Despite increased recognition of the need for treatment, far too many Americans cannot access the behavioral health care services when and where they need. In the wake of sustained funding cuts to community-based mental health services, jails have become the largest providers of mental health treatment in the U.S. Meanwhile, facing workforce shortages, dismally low reimbursement rates, and financing methodologies that often fail to cover critical treatment services, health care providers and communities struggle to build capacity to serve all individuals living with serious mental illnesses.

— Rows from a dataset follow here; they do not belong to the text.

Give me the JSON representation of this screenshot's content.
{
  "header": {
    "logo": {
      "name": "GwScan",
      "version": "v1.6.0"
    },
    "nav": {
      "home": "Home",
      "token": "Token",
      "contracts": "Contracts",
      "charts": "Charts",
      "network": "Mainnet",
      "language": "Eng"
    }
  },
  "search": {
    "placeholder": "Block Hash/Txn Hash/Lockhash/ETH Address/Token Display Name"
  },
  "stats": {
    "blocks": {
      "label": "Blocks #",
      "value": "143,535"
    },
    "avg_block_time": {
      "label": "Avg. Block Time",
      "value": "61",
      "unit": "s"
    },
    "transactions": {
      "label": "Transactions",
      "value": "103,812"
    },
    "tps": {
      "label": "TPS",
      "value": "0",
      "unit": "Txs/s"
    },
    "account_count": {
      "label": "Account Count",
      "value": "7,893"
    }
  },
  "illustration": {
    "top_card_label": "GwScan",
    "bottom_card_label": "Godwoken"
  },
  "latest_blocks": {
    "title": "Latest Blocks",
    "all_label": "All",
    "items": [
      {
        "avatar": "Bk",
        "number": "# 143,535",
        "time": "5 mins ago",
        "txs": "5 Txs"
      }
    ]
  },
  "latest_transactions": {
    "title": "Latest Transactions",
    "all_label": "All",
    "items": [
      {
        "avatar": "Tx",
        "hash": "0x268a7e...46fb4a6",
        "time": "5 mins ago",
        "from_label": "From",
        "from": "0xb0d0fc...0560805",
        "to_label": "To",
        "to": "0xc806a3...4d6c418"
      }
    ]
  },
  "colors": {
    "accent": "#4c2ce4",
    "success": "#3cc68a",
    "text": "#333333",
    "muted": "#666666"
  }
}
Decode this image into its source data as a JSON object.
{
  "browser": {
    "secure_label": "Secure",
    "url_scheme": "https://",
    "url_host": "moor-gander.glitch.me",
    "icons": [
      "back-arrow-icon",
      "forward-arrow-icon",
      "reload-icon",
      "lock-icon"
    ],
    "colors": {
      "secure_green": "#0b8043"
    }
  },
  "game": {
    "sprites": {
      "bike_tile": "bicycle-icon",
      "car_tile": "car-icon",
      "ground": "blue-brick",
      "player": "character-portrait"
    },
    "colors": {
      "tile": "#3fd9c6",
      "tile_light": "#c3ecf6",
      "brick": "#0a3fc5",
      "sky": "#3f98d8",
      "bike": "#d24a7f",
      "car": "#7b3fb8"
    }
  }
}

Recognizing the urgent need to improve Americans’ access to behavioral health care, Congress and states have begun to turn their attention to this important issue. The passage of the Excellence in Mental Health Act of 2014 was a first step toward strengthening states’ delivery systems; yet, there remain a multitude of barriers to this and other transformation efforts. Creating a more robust continuum of care requires coordination between state governments and the federal government, engaging the criminal justice system and other social service systems, and strengthening capacity in the behavioral health safety net. Unfortunately, policy discussions all too often occur in industry-specific silos and are divorced from scientific and economic data on the impact of key reforms. Through a series of forums BHECON will gather stakeholders to analyze the current landscape, discuss cross-industry reforms, and present the economic case for an improved behavioral health care system across America.